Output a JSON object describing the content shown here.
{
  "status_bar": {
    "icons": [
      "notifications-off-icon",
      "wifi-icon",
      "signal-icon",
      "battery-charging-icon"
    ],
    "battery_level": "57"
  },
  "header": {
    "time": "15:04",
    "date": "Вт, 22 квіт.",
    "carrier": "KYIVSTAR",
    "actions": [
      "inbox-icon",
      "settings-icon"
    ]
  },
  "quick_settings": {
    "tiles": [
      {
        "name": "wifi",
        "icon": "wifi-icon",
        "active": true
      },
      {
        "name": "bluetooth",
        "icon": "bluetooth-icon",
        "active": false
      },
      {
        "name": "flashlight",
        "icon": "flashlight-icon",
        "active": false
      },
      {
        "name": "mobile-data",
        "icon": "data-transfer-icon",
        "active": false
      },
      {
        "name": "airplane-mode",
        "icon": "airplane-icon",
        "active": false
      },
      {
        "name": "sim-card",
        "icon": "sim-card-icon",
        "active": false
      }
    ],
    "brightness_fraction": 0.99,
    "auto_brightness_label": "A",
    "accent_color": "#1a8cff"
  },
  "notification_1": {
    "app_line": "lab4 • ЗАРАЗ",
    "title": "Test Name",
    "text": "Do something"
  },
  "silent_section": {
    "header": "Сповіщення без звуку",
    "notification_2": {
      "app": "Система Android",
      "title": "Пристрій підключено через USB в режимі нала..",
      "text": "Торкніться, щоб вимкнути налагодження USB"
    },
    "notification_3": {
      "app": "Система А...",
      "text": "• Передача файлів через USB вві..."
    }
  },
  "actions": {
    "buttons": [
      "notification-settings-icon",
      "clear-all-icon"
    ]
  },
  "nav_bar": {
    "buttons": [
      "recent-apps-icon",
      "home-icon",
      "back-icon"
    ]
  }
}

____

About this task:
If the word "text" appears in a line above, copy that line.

Output of the task:
    "text": "Do something"
      "text": "Торкніться, щоб вимкнути налагодження USB"
      "text": "• Передача файлів через USB вві..."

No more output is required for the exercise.